This book features a broad range of thematic and national case studies which explore the interrelations and confrontations between conservatives and the radical Right in the European and global contexts of the interwar years.
It investigates the political, social, cultural, and economic issues that conservatives and radicals tried to address and solve in the aftermaths of the Great War. Conservative forces ended up prevailing over far-right forces in the 1920s, with the notable exception of the Fascist regime in Italy. But over the course of the 1930s, and the ascent of the Nazi regime in Germany, political radicalisation triggered both competition and hybridisation between conservative and right-wing radical forces, with increased power for far-right and fascist movements.
The book will be of great interest to students and scholars of politics, history, fascism, and Nazism.
Table of Contents
1. "Laboratory for World Destruction": The Habsburg Monarchy and Fascism
2. Volksdeutsch Revisionism: East Central Europe’s Ethnic Germans and the Order of Paris
3. Conservative and Radical Dynamics of Italian Fascism: An (East) European Perspective (1918–1938)
4. The Crisis of Legitimacy and the Rise of the Radical Right in Interwar Yugoslavia (1918–1941)
5. Integral Nationalism in Absence of Nation-State: The Case of Ukraine
6. Catholic Authoritarians or Fascists as Such? The Polish Rightist Subculture Turns Fascist (1919–1939)
7. Faith, Family and Fatherland: Conservatism and Right Radicalism in Interwar Hungary
8. The Romanian Right: Images of Crisis, the Press and the Rise of Fascism
9. Nationalism and Authoritarianism in Interwar Greece (1922–1940)
Spyridon G. Ploumidis
10. Dynamics of Division: The French Right (1918–1941)
11. Consecrating the Fatherland: Catholicism, Nationalism and Fascism in Spain (1919–1939)
Giorgia Priorelli and Alejandro Quiroga

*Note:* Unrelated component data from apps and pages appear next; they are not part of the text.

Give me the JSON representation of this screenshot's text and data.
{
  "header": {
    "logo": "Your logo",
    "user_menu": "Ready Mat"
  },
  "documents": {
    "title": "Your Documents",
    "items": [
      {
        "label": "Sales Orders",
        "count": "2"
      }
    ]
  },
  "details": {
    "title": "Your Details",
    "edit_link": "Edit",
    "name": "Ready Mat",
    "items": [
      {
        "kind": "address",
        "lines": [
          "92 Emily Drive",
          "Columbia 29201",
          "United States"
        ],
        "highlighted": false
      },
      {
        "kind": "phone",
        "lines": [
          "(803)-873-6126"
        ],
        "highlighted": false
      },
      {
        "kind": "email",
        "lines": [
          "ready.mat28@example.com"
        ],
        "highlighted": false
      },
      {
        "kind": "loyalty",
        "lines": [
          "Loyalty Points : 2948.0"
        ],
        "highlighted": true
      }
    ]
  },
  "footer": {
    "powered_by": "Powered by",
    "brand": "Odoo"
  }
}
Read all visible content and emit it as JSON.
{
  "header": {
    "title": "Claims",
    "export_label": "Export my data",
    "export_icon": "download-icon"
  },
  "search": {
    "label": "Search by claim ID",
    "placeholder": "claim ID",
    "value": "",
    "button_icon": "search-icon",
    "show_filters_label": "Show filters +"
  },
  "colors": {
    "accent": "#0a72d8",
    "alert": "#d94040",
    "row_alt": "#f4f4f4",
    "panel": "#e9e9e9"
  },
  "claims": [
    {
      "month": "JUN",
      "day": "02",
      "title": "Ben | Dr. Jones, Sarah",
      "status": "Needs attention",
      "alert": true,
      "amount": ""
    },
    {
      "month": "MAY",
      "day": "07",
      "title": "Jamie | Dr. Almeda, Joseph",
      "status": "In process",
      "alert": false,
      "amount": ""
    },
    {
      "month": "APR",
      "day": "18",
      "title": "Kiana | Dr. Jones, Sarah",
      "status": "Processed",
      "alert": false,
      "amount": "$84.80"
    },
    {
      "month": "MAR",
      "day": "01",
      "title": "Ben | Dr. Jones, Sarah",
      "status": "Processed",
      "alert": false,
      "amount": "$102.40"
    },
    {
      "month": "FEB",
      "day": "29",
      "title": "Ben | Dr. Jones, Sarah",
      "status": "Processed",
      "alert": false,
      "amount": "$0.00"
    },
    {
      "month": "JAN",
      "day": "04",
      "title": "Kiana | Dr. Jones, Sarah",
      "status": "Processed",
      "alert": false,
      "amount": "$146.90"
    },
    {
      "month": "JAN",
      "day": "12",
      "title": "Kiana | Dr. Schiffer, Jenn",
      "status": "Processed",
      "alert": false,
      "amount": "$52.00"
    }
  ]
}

12. In the Mirror of Fascism: Portugal and the Italian Experience
13. America as Alternative to European Radicalism? The United States and the Transnational Rise of the Right
Kiran Klaus Patel
14. Fascism After Fascism: History and Politics
Marco Bresciani is a Research Fellow in the Department of Political and Social Sciences at the University of Florence, Italy. His main research fields are the political and intellectual history of Italian and European socialism, antifascism, and anti-totalitarianism, as well as the political and social history of the post-Habsburg Northern Adriatic and of the post-war ascent of fascism.
"Bresciani’s book makes an invaluable contribution to our understanding of the highly heterogeneous political Right in interwar Europe. Against the backdrop of the recent rise of right-wing populism in Europe and beyond, this is a particularly timely intervention that explores the complex relationship between conservatism and Right radicalism. The chapters in this book, written by some of the finest historians of their generation, will be of interest to anyone who wishes to gain a deeper understanding of the rise of fascism, notably in Central, Eastern and Southern Europe." — Robert Gerwarth, Director of the Centre for War Studies at University College Dublin, Ireland
"Interwar conservatism and right radicalism appear in this volume as part of an "open system," subject to influences and provoking reactions across ideological positions and national boundaries. The tableau that emerges is of a pluriform Right watching and learning from one another, forming strategic alliances, and fostering similarly strategic enmities. With several provocative interventions—and as many hitherto under- or unexplored periods, places, and transnational connections—the book has a great deal to offer readers seeking to learn more about crises of democracy and the history of the Right more generally." — Holly Case, Professor of History at Brown University, USA
"To assemble a volume so rich in theoretical insights and so wide-ranging in coverage is an impressive achievement. But to do so while also challenging—compellingly—some of the most persistent orthodoxies about fascism and the ‘old’ right or about supposed ‘centres’ and ‘peripheries’ of interwar radical right-wing politics is a rare feat for which the editor and all authors alike deserve special praise." — Aristotle Kallis, Professor of Modern and Contemporary History, Keele University, UK